* What you will do *
Your answer should be the lines of the material that include the word "this".

* Provided material *
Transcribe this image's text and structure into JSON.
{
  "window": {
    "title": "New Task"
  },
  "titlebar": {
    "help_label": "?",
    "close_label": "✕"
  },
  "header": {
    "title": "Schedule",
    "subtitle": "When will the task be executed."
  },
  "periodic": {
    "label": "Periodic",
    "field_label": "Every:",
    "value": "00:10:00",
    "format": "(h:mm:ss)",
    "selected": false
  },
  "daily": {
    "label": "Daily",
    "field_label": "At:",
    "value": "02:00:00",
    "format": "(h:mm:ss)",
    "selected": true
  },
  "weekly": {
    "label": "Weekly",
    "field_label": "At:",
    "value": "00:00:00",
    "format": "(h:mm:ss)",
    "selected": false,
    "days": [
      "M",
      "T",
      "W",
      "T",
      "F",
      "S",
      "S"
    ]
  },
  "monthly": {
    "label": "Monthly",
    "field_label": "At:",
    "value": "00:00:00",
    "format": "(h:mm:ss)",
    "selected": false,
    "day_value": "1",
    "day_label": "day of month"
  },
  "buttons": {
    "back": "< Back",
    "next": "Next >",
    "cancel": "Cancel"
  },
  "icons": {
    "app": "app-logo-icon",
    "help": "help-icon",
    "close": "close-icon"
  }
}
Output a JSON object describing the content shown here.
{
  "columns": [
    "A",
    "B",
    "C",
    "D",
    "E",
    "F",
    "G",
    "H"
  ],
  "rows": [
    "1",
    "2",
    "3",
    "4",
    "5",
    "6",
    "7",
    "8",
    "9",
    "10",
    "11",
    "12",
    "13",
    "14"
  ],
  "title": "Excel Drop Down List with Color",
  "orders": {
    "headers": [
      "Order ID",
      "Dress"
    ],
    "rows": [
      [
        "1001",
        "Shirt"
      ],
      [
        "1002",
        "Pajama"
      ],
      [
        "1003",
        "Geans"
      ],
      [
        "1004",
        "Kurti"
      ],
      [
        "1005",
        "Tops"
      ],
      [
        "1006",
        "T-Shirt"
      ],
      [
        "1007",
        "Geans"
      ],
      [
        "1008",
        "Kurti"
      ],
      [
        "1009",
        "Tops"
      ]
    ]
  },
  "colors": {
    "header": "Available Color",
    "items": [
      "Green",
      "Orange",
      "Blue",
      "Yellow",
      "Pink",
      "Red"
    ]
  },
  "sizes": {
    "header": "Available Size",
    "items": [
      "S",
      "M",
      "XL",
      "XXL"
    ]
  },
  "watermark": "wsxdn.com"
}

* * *

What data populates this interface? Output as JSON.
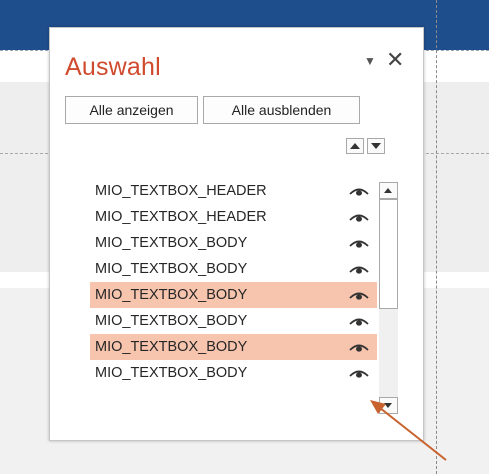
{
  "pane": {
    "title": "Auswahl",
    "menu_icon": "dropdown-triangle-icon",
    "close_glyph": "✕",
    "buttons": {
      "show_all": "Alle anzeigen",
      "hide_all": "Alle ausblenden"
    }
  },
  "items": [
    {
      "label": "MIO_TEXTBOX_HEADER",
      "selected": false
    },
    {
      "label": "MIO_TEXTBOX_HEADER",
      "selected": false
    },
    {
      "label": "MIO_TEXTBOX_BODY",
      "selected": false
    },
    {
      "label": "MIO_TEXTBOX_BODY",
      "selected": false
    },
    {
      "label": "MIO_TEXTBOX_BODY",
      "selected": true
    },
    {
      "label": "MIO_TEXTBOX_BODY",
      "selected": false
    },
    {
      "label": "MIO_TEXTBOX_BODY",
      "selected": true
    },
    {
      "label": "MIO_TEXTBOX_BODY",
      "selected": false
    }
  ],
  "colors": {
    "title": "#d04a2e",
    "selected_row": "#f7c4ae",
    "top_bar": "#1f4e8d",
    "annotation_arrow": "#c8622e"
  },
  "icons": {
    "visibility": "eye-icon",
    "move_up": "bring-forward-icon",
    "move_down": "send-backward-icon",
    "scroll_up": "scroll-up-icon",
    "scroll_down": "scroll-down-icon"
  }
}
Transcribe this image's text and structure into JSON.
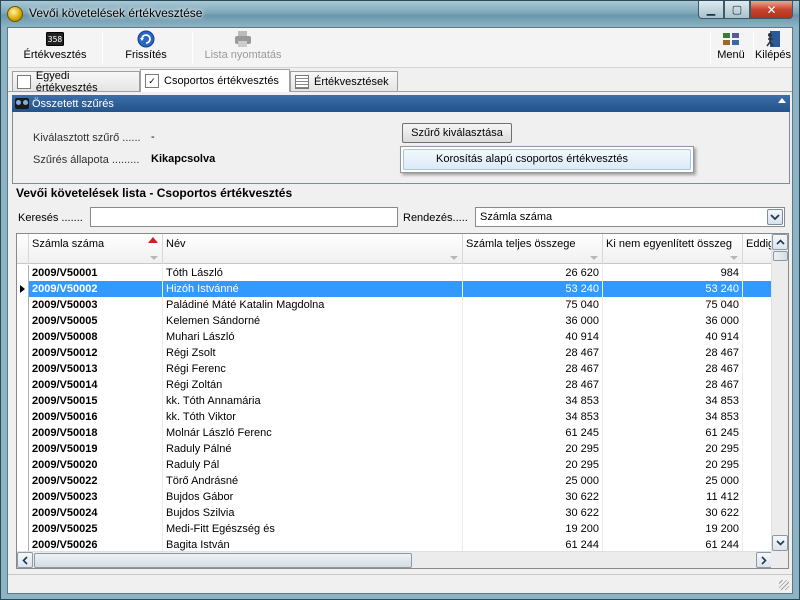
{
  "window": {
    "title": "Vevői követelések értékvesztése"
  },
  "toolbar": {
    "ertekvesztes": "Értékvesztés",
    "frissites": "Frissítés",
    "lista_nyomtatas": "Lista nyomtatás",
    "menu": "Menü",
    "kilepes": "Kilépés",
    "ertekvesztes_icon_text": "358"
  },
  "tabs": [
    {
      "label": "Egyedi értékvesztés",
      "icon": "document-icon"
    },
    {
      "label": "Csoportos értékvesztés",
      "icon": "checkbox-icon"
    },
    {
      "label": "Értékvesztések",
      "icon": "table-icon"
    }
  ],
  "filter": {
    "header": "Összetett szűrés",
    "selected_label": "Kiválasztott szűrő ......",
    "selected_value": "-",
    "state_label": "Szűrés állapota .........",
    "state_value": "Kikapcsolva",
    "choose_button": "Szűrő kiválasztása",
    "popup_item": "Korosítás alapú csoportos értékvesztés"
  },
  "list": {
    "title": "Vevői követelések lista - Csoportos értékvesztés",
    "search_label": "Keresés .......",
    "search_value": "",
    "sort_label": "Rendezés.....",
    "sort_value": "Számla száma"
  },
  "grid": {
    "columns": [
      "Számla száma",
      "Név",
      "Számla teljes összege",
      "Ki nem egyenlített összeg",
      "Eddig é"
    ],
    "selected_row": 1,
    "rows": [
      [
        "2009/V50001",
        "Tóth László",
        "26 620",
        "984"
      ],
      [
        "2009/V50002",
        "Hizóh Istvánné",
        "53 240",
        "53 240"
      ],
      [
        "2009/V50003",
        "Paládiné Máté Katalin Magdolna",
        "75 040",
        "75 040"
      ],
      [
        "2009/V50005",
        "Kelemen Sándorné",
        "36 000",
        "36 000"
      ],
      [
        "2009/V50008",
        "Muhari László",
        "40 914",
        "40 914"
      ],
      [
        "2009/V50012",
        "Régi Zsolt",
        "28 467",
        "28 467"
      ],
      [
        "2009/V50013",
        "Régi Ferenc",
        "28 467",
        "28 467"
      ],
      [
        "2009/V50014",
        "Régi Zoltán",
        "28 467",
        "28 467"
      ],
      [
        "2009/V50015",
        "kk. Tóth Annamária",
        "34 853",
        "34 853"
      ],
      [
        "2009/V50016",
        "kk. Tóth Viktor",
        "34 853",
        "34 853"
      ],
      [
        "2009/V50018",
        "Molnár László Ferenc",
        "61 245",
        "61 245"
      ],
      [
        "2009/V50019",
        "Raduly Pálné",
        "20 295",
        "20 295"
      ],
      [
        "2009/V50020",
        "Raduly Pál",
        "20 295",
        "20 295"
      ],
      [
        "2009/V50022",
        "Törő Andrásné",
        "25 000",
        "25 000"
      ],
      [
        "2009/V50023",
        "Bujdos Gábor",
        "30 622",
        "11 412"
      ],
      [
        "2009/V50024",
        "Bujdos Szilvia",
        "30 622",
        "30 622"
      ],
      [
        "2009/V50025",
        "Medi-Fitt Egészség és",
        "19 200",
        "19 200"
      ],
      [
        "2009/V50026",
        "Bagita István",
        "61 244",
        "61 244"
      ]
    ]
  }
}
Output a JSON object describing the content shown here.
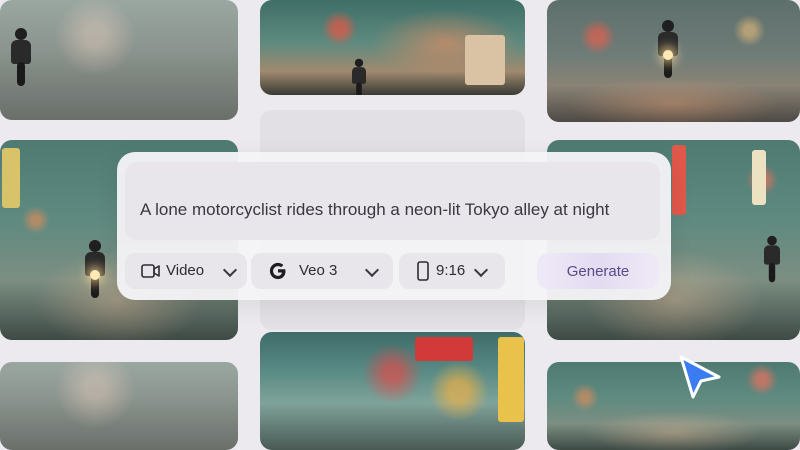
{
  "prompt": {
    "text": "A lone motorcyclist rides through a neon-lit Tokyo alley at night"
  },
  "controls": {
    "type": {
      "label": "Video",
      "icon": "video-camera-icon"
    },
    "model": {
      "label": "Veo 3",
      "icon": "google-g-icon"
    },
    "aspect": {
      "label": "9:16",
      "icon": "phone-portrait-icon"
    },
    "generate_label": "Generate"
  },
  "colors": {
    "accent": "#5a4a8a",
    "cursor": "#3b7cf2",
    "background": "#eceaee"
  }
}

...

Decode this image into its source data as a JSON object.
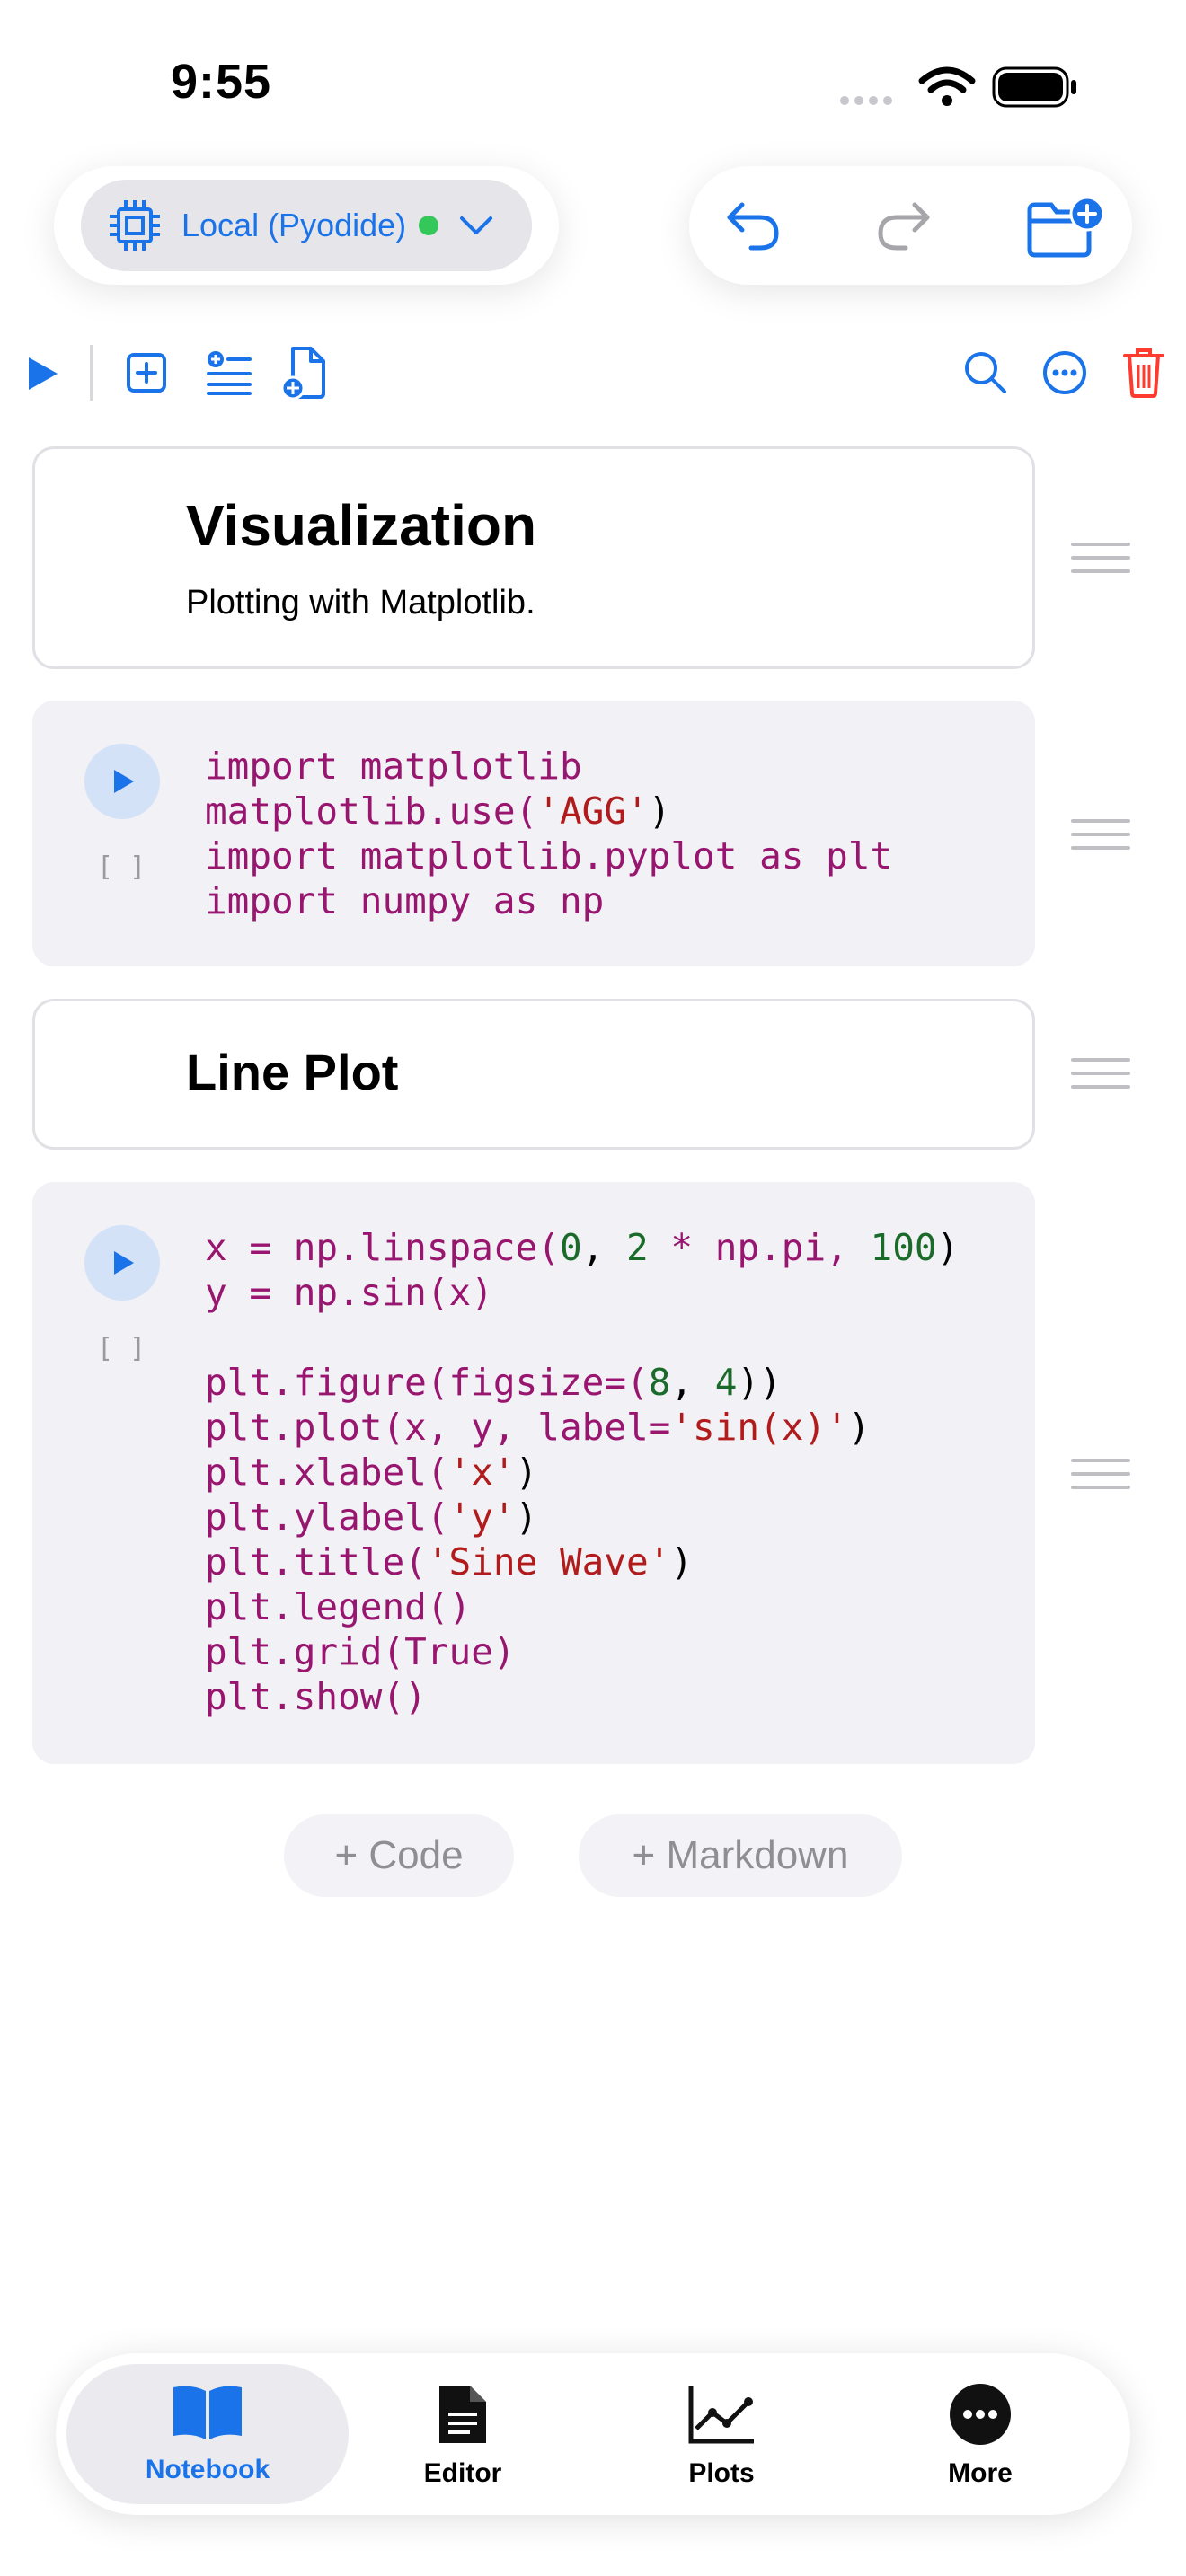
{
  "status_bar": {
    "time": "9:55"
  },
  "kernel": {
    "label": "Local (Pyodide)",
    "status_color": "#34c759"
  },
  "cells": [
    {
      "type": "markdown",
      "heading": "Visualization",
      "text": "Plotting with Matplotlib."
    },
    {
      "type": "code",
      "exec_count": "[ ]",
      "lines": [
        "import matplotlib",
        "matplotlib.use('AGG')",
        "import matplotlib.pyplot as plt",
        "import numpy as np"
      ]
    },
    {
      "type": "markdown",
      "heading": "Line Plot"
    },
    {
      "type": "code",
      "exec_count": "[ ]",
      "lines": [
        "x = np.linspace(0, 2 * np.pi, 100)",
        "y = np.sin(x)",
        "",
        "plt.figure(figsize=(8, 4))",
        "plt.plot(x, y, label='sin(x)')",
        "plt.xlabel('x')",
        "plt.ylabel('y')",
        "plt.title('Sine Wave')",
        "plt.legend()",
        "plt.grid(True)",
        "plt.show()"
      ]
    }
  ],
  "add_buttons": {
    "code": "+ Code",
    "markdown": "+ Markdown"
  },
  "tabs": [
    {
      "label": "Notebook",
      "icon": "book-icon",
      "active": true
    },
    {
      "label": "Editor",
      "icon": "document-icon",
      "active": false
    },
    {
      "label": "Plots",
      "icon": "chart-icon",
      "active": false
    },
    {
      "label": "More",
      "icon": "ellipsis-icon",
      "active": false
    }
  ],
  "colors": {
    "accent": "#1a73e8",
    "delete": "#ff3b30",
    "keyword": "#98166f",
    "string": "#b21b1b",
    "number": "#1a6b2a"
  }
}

* Your solution *
Transcribe this image's text and structure into JSON.
What data populates this interface? Output as JSON.
Transcribe this image's text and structure into JSON.
Decode this image into its source data as a JSON object.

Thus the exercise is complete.